*** Opening Data for review ***
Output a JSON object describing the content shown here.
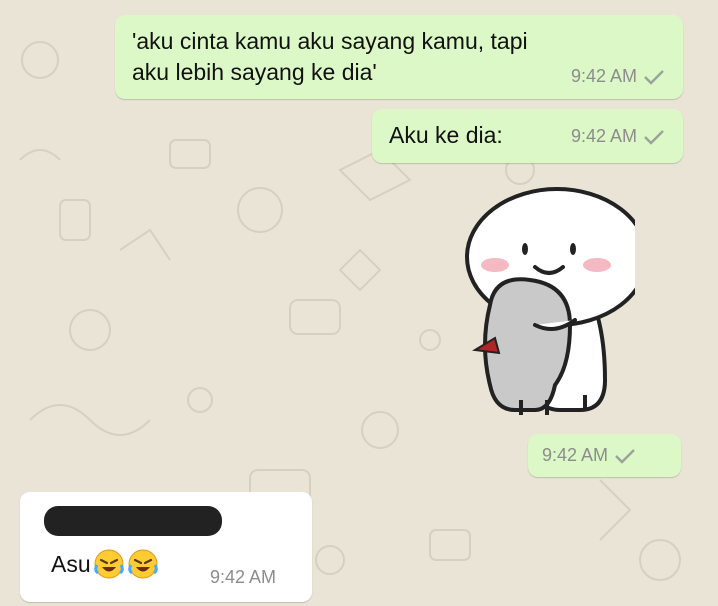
{
  "colors": {
    "outgoing_bubble": "#dcf8c6",
    "incoming_bubble": "#ffffff",
    "wallpaper": "#e9e4d6",
    "timestamp": "#8c8c8c",
    "sent_tick": "#9aa39a"
  },
  "messages": [
    {
      "direction": "outgoing",
      "lines": [
        "'aku cinta kamu aku sayang kamu, tapi",
        "aku lebih sayang ke dia'"
      ],
      "time": "9:42 AM",
      "status": "sent-check-icon"
    },
    {
      "direction": "outgoing",
      "text": "Aku ke dia:",
      "time": "9:42 AM",
      "status": "sent-check-icon"
    },
    {
      "direction": "outgoing",
      "type": "sticker",
      "sticker": "hug-sticker",
      "time": "9:42 AM",
      "status": "sent-check-icon"
    },
    {
      "direction": "incoming",
      "sender_redacted": true,
      "text": "Asu",
      "emojis": [
        "rolling-on-floor-laughing-emoji",
        "rolling-on-floor-laughing-emoji"
      ],
      "time": "9:42 AM"
    }
  ]
}
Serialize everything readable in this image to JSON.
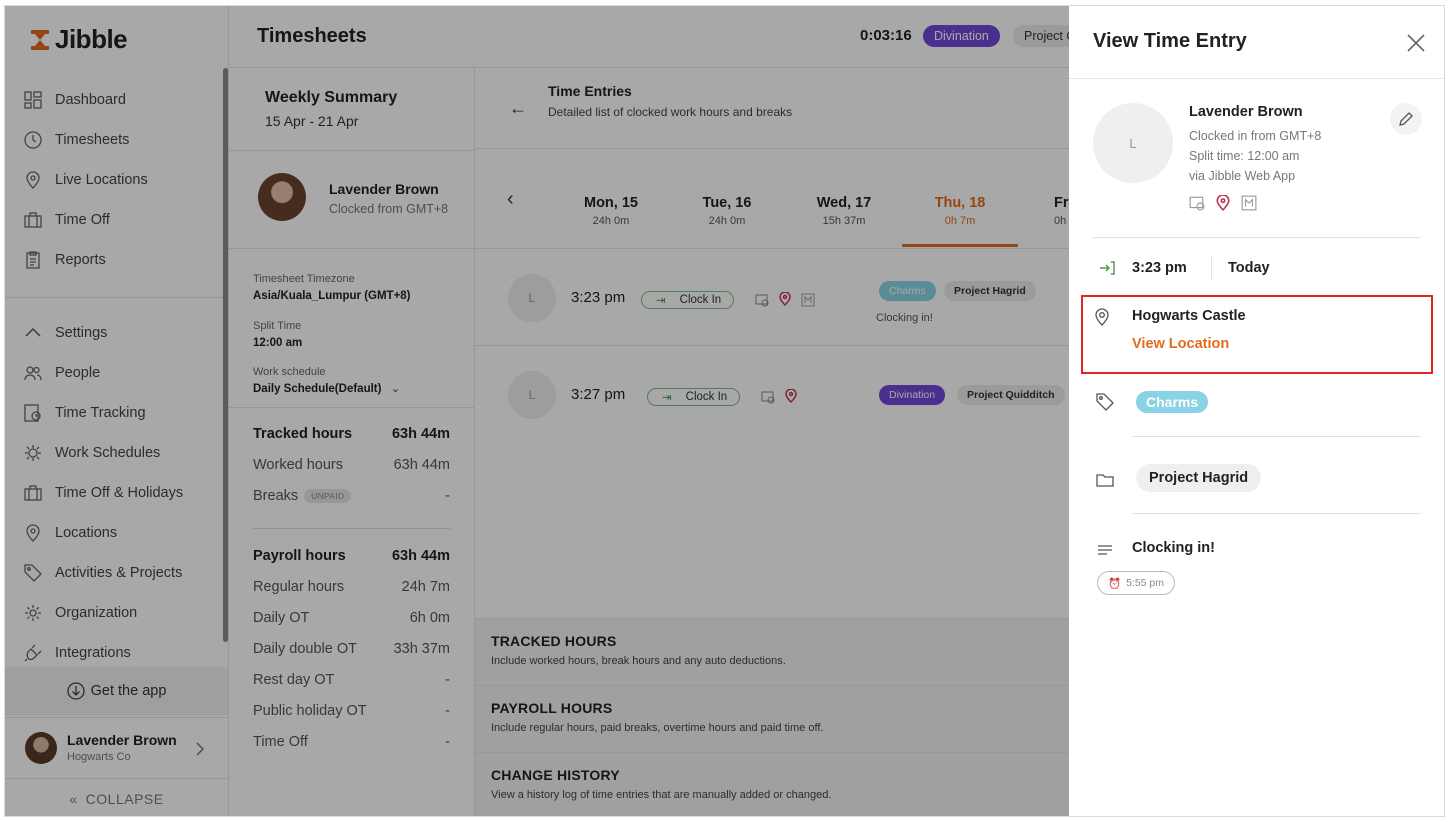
{
  "brand": {
    "name": "Jibble"
  },
  "sidebar": {
    "items": [
      {
        "label": "Dashboard"
      },
      {
        "label": "Timesheets"
      },
      {
        "label": "Live Locations"
      },
      {
        "label": "Time Off"
      },
      {
        "label": "Reports"
      }
    ],
    "settings_label": "Settings",
    "settings_items": [
      {
        "label": "People"
      },
      {
        "label": "Time Tracking"
      },
      {
        "label": "Work Schedules"
      },
      {
        "label": "Time Off & Holidays"
      },
      {
        "label": "Locations"
      },
      {
        "label": "Activities & Projects"
      },
      {
        "label": "Organization"
      },
      {
        "label": "Integrations"
      }
    ],
    "get_app": "Get the app",
    "profile": {
      "name": "Lavender Brown",
      "company": "Hogwarts Co"
    },
    "collapse": "COLLAPSE"
  },
  "header": {
    "title": "Timesheets",
    "timer": "0:03:16",
    "activity": "Divination",
    "project": "Project Quidditch"
  },
  "summary": {
    "title": "Weekly Summary",
    "range": "15 Apr - 21 Apr",
    "user_name": "Lavender Brown",
    "user_sub": "Clocked from GMT+8",
    "tz_label": "Timesheet Timezone",
    "tz_value": "Asia/Kuala_Lumpur (GMT+8)",
    "split_label": "Split Time",
    "split_value": "12:00 am",
    "schedule_label": "Work schedule",
    "schedule_value": "Daily Schedule(Default)",
    "tracked": [
      {
        "label": "Tracked hours",
        "value": "63h 44m"
      },
      {
        "label": "Worked hours",
        "value": "63h 44m"
      },
      {
        "label": "Breaks",
        "badge": "UNPAID",
        "value": "-"
      }
    ],
    "payroll": [
      {
        "label": "Payroll hours",
        "value": "63h 44m"
      },
      {
        "label": "Regular hours",
        "value": "24h 7m"
      },
      {
        "label": "Daily OT",
        "value": "6h 0m"
      },
      {
        "label": "Daily double OT",
        "value": "33h 37m"
      },
      {
        "label": "Rest day OT",
        "value": "-"
      },
      {
        "label": "Public holiday OT",
        "value": "-"
      },
      {
        "label": "Time Off",
        "value": "-"
      }
    ]
  },
  "time_entries": {
    "title": "Time Entries",
    "subtitle": "Detailed list of clocked work hours and breaks",
    "days": [
      {
        "day": "Mon, 15",
        "hours": "24h 0m"
      },
      {
        "day": "Tue, 16",
        "hours": "24h 0m"
      },
      {
        "day": "Wed, 17",
        "hours": "15h 37m"
      },
      {
        "day": "Thu, 18",
        "hours": "0h 7m"
      },
      {
        "day": "Fri",
        "hours": "0h"
      }
    ],
    "entries": [
      {
        "avatar": "L",
        "time": "3:23 pm",
        "type": "Clock In",
        "activity": "Charms",
        "project": "Project Hagrid",
        "note": "Clocking in!"
      },
      {
        "avatar": "L",
        "time": "3:27 pm",
        "type": "Clock In",
        "activity": "Divination",
        "project": "Project Quidditch"
      }
    ],
    "sections": [
      {
        "title": "TRACKED HOURS",
        "desc": "Include worked hours, break hours and any auto deductions."
      },
      {
        "title": "PAYROLL HOURS",
        "desc": "Include regular hours, paid breaks, overtime hours and paid time off."
      },
      {
        "title": "CHANGE HISTORY",
        "desc": "View a history log of time entries that are manually added or changed."
      }
    ]
  },
  "drawer": {
    "title": "View Time Entry",
    "avatar": "L",
    "name": "Lavender Brown",
    "meta1": "Clocked in from GMT+8",
    "meta2": "Split time: 12:00 am",
    "meta3": "via Jibble Web App",
    "time": "3:23 pm",
    "date": "Today",
    "location": "Hogwarts Castle",
    "view_location": "View Location",
    "activity": "Charms",
    "project": "Project Hagrid",
    "note": "Clocking in!",
    "note_time": "5:55 pm"
  },
  "colors": {
    "accent": "#e46b1c",
    "highlight": "#e02424",
    "divination": "#6f49d8",
    "charms": "#89d3e4"
  }
}
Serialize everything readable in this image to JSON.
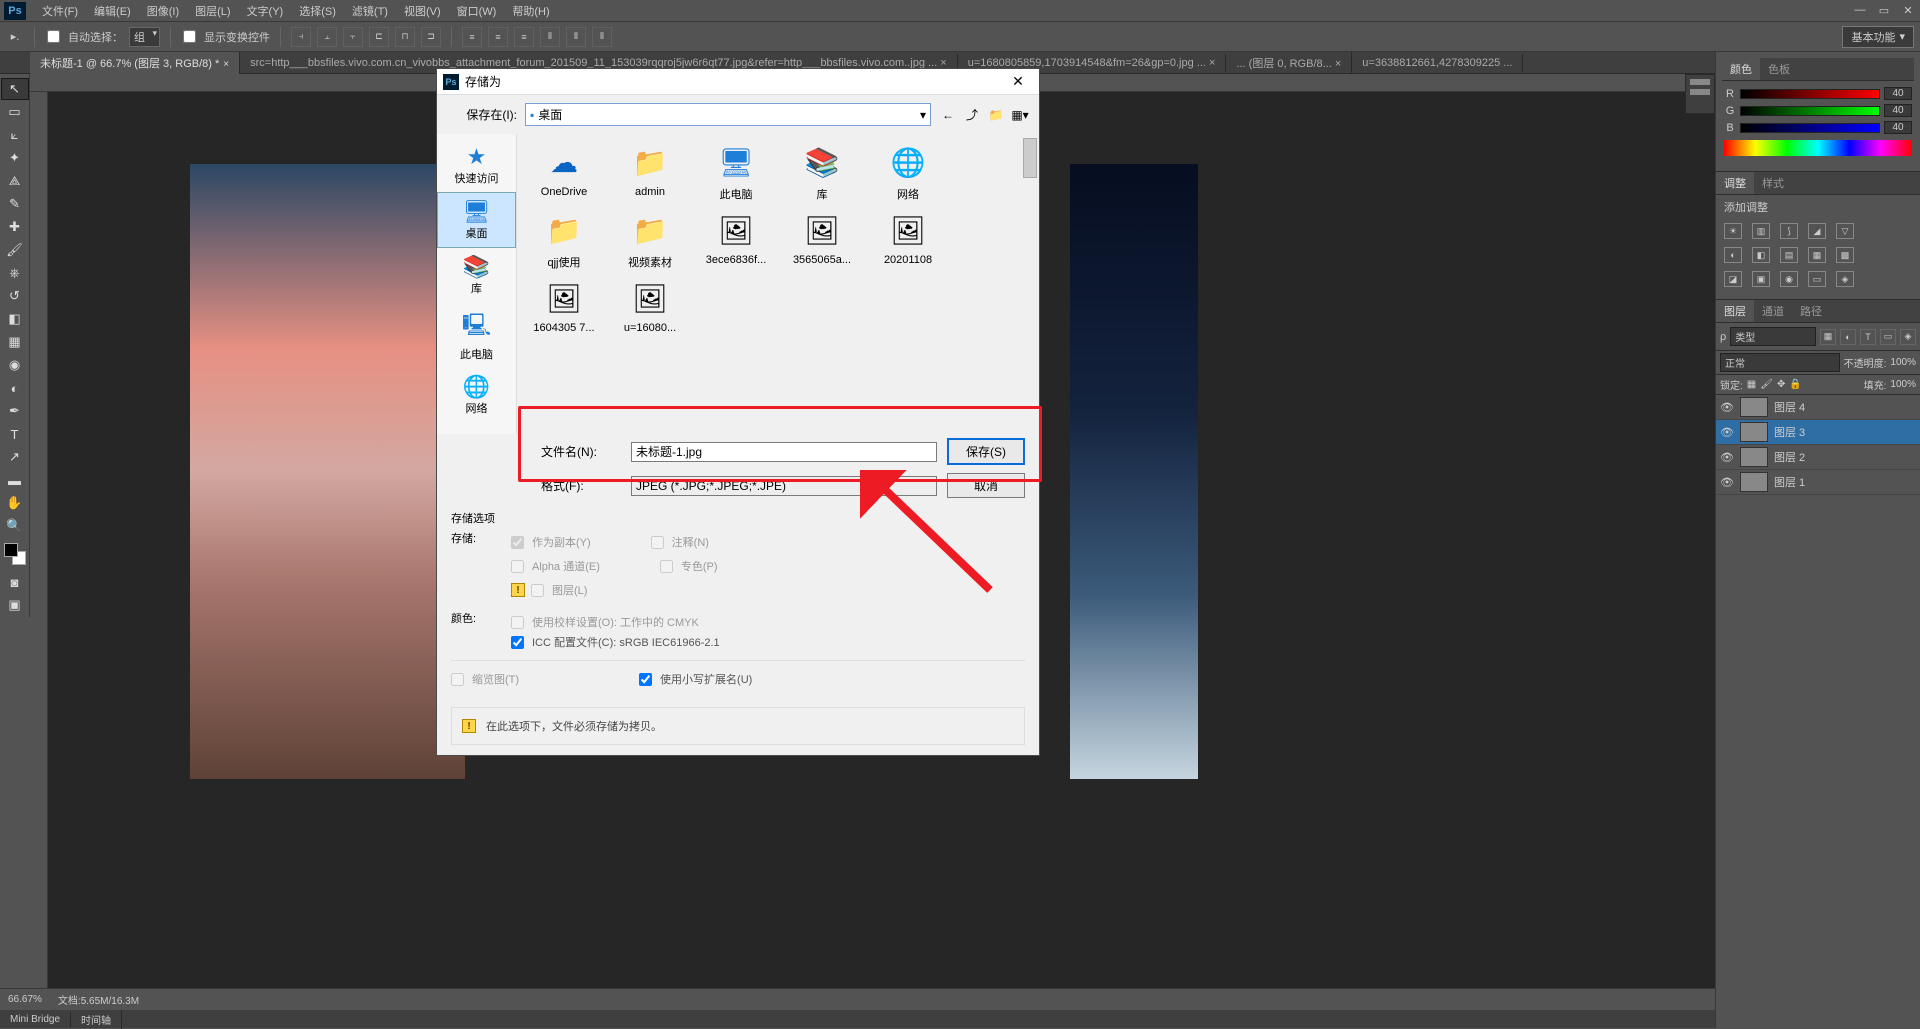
{
  "menubar": {
    "items": [
      "文件(F)",
      "编辑(E)",
      "图像(I)",
      "图层(L)",
      "文字(Y)",
      "选择(S)",
      "滤镜(T)",
      "视图(V)",
      "窗口(W)",
      "帮助(H)"
    ]
  },
  "optionsbar": {
    "autoSelectLabel": "自动选择：",
    "autoSelectValue": "组",
    "showTransformLabel": "显示变换控件",
    "basicLabel": "基本功能"
  },
  "tabs": [
    {
      "label": "未标题-1 @ 66.7% (图层 3, RGB/8) *",
      "active": true
    },
    {
      "label": "src=http___bbsfiles.vivo.com.cn_vivobbs_attachment_forum_201509_11_153039rqqroj5jw6r6qt77.jpg&refer=http___bbsfiles.vivo.com..jpg ... ×"
    },
    {
      "label": "u=1680805859,1703914548&fm=26&gp=0.jpg ... ×"
    },
    {
      "label": "... (图层 0, RGB/8... ×"
    },
    {
      "label": "u=3638812661,4278309225 ..."
    }
  ],
  "status": {
    "zoom": "66.67%",
    "doc": "文档:5.65M/16.3M"
  },
  "bottomTabs": [
    "Mini Bridge",
    "时间轴"
  ],
  "colorPanel": {
    "tabs": [
      "颜色",
      "色板"
    ],
    "r": "40",
    "g": "40",
    "b": "40"
  },
  "adjustPanel": {
    "tabs": [
      "调整",
      "样式"
    ],
    "title": "添加调整"
  },
  "layersPanel": {
    "tabs": [
      "图层",
      "通道",
      "路径"
    ],
    "kind": "类型",
    "blend": "正常",
    "opacityLabel": "不透明度:",
    "opacity": "100%",
    "lockLabel": "锁定:",
    "fillLabel": "填充:",
    "fill": "100%",
    "layers": [
      {
        "name": "图层 4",
        "sel": false
      },
      {
        "name": "图层 3",
        "sel": true
      },
      {
        "name": "图层 2",
        "sel": false
      },
      {
        "name": "图层 1",
        "sel": false
      }
    ]
  },
  "dialog": {
    "title": "存储为",
    "saveInLabel": "保存在(I):",
    "saveInValue": "桌面",
    "sideNav": [
      "快速访问",
      "桌面",
      "库",
      "此电脑",
      "网络"
    ],
    "files": [
      {
        "name": "OneDrive",
        "icon": "☁"
      },
      {
        "name": "admin",
        "icon": "👤"
      },
      {
        "name": "此电脑",
        "icon": "🖥"
      },
      {
        "name": "库",
        "icon": "📚"
      },
      {
        "name": "网络",
        "icon": "🌐"
      },
      {
        "name": "qjj使用",
        "icon": "📁"
      },
      {
        "name": "视频素材",
        "icon": "📁"
      },
      {
        "name": "3ece6836f...",
        "icon": "🖼"
      },
      {
        "name": "3565065a...",
        "icon": "🖼"
      },
      {
        "name": "20201108",
        "icon": "🖼"
      },
      {
        "name": "1604305 7...",
        "icon": "🖼"
      },
      {
        "name": "u=16080...",
        "icon": "🖼"
      }
    ],
    "filenameLabel": "文件名(N):",
    "filenameValue": "未标题-1.jpg",
    "formatLabel": "格式(F):",
    "formatValue": "JPEG (*.JPG;*.JPEG;*.JPE)",
    "saveBtn": "保存(S)",
    "cancelBtn": "取消",
    "optsHeader": "存储选项",
    "storeLabel": "存储:",
    "asCopy": "作为副本(Y)",
    "notes": "注释(N)",
    "alpha": "Alpha 通道(E)",
    "spot": "专色(P)",
    "layersOpt": "图层(L)",
    "colorLabel": "颜色:",
    "proof": "使用校样设置(O): 工作中的 CMYK",
    "icc": "ICC 配置文件(C): sRGB IEC61966-2.1",
    "thumbLabel": "缩览图(T)",
    "lcExt": "使用小写扩展名(U)",
    "warnMsg": "在此选项下，文件必须存储为拷贝。"
  }
}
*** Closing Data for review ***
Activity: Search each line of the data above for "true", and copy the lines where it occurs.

Solved problem:
      "sender_redacted": true,
      "active": true
        "sel": true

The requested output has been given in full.